MANCHESTER, England — Geraint Thomas and Chris Froome, the current and former Tour de France champions, are planning to compete in the 2019 edition of the race in what could be Team Sky’s final bid for cycling’s biggest prize.
Froome will not defend his Giro d’Italia title as targets a record-tying fifth win in the Tour, while Thomas is bidding for back-to-back victories.
Both British riders have said they want to deliver success on the road in order to help Team Sky secure new sponsorship, with its future uncertain following the decision of broadcaster Sky to end its investment in the sport after 2019.
The 33-year-old Froome said it was a difficult decision not to defend his Giro title after becoming the first British winner of the race last May.
“I’m getting to the point in my career now where I’m starting to think about what kind of legacy I want to leave behind,” he said, “and if I am able to win the Tour de France for a fifth time and join that very elite group of bike riders – only four other people have ever done that – it would just be incredible.”
Eddy Merckx, Bernard Hinault, Jacques Anquetil and Miguel Indurain are the other five-time winners.
LONDON — Britain’s richest man has bought the Team Sky cycling team, which will be renamed Team Ineos.
Jim Ratcliffe, who is the chairman of chemicals giant Ineos, is reported by the Sunday Times rich list as being worth 21 billion dollars (18.5 million euros).
Ineos pledged in a statement on Tuesday to honor all “existing commitments to riders, staff and partners.”
The team’s launch takes place at the Tour de Yorkshire which starts in Doncaster on May 2.
Sky’s long-time team principal Dave Brailsford welcomed the move, saying “it ends the uncertainty around the team” and “represents a huge vote of confidence in our future.”
Sky has won six of the past seven Tour de France races, with Chris Froome winning four times and Bradley Wiggins and Geraint Thomas winning it once.
British broadcaster Sky announced its withdrawal from the sport last December following the European pay TV giant’s takeover by American company Comcast.
SAN BENEDETTO DEL TRONTO, Italy — Primoz Roglic of Slovenia won the Tirreno-Adriatico cycling race by one second when he beat British rider Adam Yates in the final-stage time trial on Tuesday.
Victor Campenaerts won the 10-kilometer (six-mile) individual time trial in San Benedetto del Tronto.
Roglic, who rides for Team Jumbo-Visma, started the time trial in second place in the overall standings, 25 seconds behind Yates.
“It was unbelievably close.
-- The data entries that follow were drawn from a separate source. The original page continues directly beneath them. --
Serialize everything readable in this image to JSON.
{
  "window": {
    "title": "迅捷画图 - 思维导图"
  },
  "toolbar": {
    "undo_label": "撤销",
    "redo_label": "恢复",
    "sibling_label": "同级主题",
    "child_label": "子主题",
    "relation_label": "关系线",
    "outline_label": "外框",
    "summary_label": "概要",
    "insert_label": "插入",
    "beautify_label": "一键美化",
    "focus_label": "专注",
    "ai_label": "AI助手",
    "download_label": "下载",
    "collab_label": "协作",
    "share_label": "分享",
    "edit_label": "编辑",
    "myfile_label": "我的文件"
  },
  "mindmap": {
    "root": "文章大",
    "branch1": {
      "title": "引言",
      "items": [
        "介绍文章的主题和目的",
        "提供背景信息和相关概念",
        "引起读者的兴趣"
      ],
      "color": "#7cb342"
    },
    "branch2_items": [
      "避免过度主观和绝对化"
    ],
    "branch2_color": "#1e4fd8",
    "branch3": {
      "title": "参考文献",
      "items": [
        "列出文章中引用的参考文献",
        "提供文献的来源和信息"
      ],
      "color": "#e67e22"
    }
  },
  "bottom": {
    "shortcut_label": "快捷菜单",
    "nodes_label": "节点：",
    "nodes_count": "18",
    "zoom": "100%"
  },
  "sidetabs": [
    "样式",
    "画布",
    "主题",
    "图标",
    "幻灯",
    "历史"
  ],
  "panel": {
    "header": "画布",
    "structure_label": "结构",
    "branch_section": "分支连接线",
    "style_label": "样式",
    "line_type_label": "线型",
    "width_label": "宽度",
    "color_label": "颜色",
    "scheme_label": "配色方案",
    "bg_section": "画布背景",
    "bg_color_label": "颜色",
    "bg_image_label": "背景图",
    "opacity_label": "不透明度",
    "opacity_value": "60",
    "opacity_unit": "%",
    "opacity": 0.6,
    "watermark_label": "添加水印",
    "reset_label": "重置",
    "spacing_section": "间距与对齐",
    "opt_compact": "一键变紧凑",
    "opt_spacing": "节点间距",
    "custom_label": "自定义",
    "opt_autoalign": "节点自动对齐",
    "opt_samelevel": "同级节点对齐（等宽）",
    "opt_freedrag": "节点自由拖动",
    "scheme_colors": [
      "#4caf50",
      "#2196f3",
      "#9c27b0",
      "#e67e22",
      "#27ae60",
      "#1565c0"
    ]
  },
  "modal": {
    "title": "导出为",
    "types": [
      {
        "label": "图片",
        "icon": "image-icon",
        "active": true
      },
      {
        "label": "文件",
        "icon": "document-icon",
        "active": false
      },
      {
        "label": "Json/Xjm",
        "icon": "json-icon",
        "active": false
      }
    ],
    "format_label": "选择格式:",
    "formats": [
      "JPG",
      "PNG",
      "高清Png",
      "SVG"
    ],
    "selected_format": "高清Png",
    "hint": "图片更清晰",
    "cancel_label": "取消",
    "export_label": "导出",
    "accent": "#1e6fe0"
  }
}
I was lucky in the end,” Roglic said. “I felt strong … I tried to make a difference and really go for it and I really pushed until the finish line.
“I was confident but I can only control myself.”
Yates had been in the lead of the race since the second of the seven stages, while his Mitchelton-Scott team had won the opening-day team time trial.
“It was close, but it wasn’t enough, that’s how it goes, that’s bike racing,” Yates said. “I did the best I could, I said yesterday that 25 seconds isn’t really enough. But I did a good TT, I’ll have to look back but I think the power was good and I held my position for as long as I could.
“There wasn’t much more I could do, the strongest man won, but for sure next year I’ll be back and hopefully I can come back stronger.”
Jakob Fuglsang of Denmark finished third overall, 30 seconds behind Roglic and nearly a minute ahead of Tom Dumoulin.
Campenaerts won the final stage in 11-plus minutes. Alberto Bettiol was three seconds behind the Belgian. Jos van Emden of the Netherlands was four seconds back.